* Problem requirements: If a record below holds a picture, drop the picture and copy everything else exactly.

*** Block opens ***

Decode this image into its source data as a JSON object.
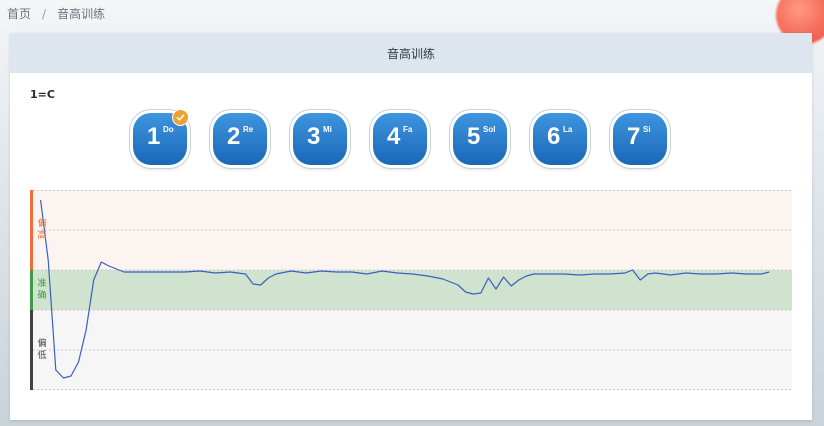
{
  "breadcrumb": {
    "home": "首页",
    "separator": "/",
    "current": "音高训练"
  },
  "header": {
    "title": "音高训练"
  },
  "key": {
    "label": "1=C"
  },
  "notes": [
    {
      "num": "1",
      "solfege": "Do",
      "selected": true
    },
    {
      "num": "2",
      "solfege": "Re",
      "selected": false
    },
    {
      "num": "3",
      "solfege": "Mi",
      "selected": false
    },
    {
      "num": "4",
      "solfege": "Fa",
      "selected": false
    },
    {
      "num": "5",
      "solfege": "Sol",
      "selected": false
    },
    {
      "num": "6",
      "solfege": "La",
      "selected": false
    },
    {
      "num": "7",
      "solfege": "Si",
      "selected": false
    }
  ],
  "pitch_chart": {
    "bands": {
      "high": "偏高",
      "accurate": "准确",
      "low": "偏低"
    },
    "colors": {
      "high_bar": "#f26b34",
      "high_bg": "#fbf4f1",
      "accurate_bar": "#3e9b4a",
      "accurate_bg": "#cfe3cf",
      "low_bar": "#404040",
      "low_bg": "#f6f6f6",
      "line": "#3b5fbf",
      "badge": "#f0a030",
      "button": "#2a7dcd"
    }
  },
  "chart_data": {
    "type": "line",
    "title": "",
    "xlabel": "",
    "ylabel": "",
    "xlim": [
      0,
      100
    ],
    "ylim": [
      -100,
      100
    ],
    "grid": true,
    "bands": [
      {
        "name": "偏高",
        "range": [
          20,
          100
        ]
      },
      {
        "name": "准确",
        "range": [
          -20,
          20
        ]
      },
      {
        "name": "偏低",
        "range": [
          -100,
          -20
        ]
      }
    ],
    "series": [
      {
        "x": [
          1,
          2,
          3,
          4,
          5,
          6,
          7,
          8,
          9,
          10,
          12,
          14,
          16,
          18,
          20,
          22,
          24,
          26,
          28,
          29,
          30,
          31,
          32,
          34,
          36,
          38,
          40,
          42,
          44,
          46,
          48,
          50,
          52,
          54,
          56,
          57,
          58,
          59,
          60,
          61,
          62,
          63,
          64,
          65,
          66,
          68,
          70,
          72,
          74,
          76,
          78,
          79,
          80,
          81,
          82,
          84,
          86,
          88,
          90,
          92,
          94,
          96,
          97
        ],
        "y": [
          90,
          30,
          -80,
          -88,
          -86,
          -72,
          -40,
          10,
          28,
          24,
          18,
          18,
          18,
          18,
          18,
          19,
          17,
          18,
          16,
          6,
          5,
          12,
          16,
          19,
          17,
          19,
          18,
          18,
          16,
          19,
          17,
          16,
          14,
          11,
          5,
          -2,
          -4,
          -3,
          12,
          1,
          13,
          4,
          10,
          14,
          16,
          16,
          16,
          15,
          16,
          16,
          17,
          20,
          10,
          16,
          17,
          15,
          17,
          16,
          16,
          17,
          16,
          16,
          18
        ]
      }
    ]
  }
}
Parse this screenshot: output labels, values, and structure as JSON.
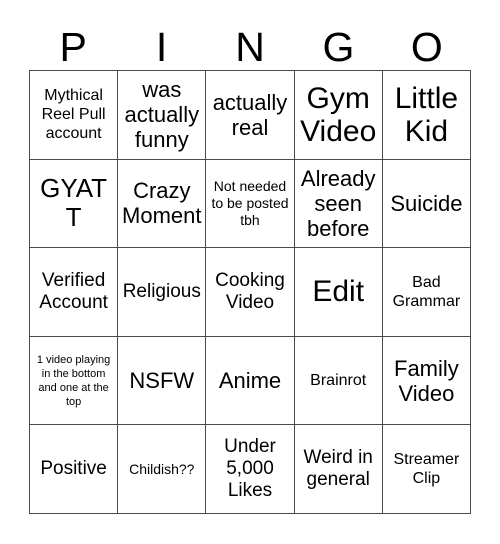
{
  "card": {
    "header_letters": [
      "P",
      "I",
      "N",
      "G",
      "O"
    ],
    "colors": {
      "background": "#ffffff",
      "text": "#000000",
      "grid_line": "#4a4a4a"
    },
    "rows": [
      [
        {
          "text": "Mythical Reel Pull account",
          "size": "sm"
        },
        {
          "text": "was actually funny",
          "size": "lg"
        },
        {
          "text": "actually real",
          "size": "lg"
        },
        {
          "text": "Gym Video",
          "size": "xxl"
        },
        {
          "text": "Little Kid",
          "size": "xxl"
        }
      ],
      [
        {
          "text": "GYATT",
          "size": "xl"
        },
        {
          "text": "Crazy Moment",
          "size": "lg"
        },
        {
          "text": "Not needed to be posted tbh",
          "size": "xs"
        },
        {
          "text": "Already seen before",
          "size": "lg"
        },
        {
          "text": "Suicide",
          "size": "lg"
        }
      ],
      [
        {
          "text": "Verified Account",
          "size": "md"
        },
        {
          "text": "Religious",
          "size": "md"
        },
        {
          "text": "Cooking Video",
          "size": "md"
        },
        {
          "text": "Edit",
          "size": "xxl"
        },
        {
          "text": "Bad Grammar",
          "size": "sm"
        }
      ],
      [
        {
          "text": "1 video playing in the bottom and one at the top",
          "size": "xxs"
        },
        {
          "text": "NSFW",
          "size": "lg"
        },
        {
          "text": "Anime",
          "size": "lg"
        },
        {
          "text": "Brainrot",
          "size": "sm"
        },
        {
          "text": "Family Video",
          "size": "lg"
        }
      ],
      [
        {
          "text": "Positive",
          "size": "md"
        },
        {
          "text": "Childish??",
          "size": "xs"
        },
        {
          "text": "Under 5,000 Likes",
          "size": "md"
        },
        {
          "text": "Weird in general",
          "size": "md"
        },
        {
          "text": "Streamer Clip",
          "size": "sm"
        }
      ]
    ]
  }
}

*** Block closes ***

* Exercise result:
Decode this image into its source data as a JSON object.
{
  "breadcrumb": {
    "home": "首页",
    "separator": "/",
    "current": "音高训练"
  },
  "header": {
    "title": "音高训练"
  },
  "key": {
    "label": "1=C"
  },
  "notes": [
    {
      "num": "1",
      "solfege": "Do",
      "selected": true
    },
    {
      "num": "2",
      "solfege": "Re",
      "selected": false
    },
    {
      "num": "3",
      "solfege": "Mi",
      "selected": false
    },
    {
      "num": "4",
      "solfege": "Fa",
      "selected": false
    },
    {
      "num": "5",
      "solfege": "Sol",
      "selected": false
    },
    {
      "num": "6",
      "solfege": "La",
      "selected": false
    },
    {
      "num": "7",
      "solfege": "Si",
      "selected": false
    }
  ],
  "pitch_chart": {
    "bands": {
      "high": "偏高",
      "accurate": "准确",
      "low": "偏低"
    },
    "colors": {
      "high_bar": "#f26b34",
      "high_bg": "#fbf4f1",
      "accurate_bar": "#3e9b4a",
      "accurate_bg": "#cfe3cf",
      "low_bar": "#404040",
      "low_bg": "#f6f6f6",
      "line": "#3b5fbf",
      "badge": "#f0a030",
      "button": "#2a7dcd"
    }
  },
  "chart_data": {
    "type": "line",
    "title": "",
    "xlabel": "",
    "ylabel": "",
    "xlim": [
      0,
      100
    ],
    "ylim": [
      -100,
      100
    ],
    "grid": true,
    "bands": [
      {
        "name": "偏高",
        "range": [
          20,
          100
        ]
      },
      {
        "name": "准确",
        "range": [
          -20,
          20
        ]
      },
      {
        "name": "偏低",
        "range": [
          -100,
          -20
        ]
      }
    ],
    "series": [
      {
        "x": [
          1,
          2,
          3,
          4,
          5,
          6,
          7,
          8,
          9,
          10,
          12,
          14,
          16,
          18,
          20,
          22,
          24,
          26,
          28,
          29,
          30,
          31,
          32,
          34,
          36,
          38,
          40,
          42,
          44,
          46,
          48,
          50,
          52,
          54,
          56,
          57,
          58,
          59,
          60,
          61,
          62,
          63,
          64,
          65,
          66,
          68,
          70,
          72,
          74,
          76,
          78,
          79,
          80,
          81,
          82,
          84,
          86,
          88,
          90,
          92,
          94,
          96,
          97
        ],
        "y": [
          90,
          30,
          -80,
          -88,
          -86,
          -72,
          -40,
          10,
          28,
          24,
          18,
          18,
          18,
          18,
          18,
          19,
          17,
          18,
          16,
          6,
          5,
          12,
          16,
          19,
          17,
          19,
          18,
          18,
          16,
          19,
          17,
          16,
          14,
          11,
          5,
          -2,
          -4,
          -3,
          12,
          1,
          13,
          4,
          10,
          14,
          16,
          16,
          16,
          15,
          16,
          16,
          17,
          20,
          10,
          16,
          17,
          15,
          17,
          16,
          16,
          17,
          16,
          16,
          18
        ]
      }
    ]
  }
}
Parse this screenshot: output labels, values, and structure as JSON.
{
  "card": {
    "header_letters": [
      "P",
      "I",
      "N",
      "G",
      "O"
    ],
    "colors": {
      "background": "#ffffff",
      "text": "#000000",
      "grid_line": "#4a4a4a"
    },
    "rows": [
      [
        {
          "text": "Mythical Reel Pull account",
          "size": "sm"
        },
        {
          "text": "was actually funny",
          "size": "lg"
        },
        {
          "text": "actually real",
          "size": "lg"
        },
        {
          "text": "Gym Video",
          "size": "xxl"
        },
        {
          "text": "Little Kid",
          "size": "xxl"
        }
      ],
      [
        {
          "text": "GYATT",
          "size": "xl"
        },
        {
          "text": "Crazy Moment",
          "size": "lg"
        },
        {
          "text": "Not needed to be posted tbh",
          "size": "xs"
        },
        {
          "text": "Already seen before",
          "size": "lg"
        },
        {
          "text": "Suicide",
          "size": "lg"
        }
      ],
      [
        {
          "text": "Verified Account",
          "size": "md"
        },
        {
          "text": "Religious",
          "size": "md"
        },
        {
          "text": "Cooking Video",
          "size": "md"
        },
        {
          "text": "Edit",
          "size": "xxl"
        },
        {
          "text": "Bad Grammar",
          "size": "sm"
        }
      ],
      [
        {
          "text": "1 video playing in the bottom and one at the top",
          "size": "xxs"
        },
        {
          "text": "NSFW",
          "size": "lg"
        },
        {
          "text": "Anime",
          "size": "lg"
        },
        {
          "text": "Brainrot",
          "size": "sm"
        },
        {
          "text": "Family Video",
          "size": "lg"
        }
      ],
      [
        {
          "text": "Positive",
          "size": "md"
        },
        {
          "text": "Childish??",
          "size": "xs"
        },
        {
          "text": "Under 5,000 Likes",
          "size": "md"
        },
        {
          "text": "Weird in general",
          "size": "md"
        },
        {
          "text": "Streamer Clip",
          "size": "sm"
        }
      ]
    ]
  }
}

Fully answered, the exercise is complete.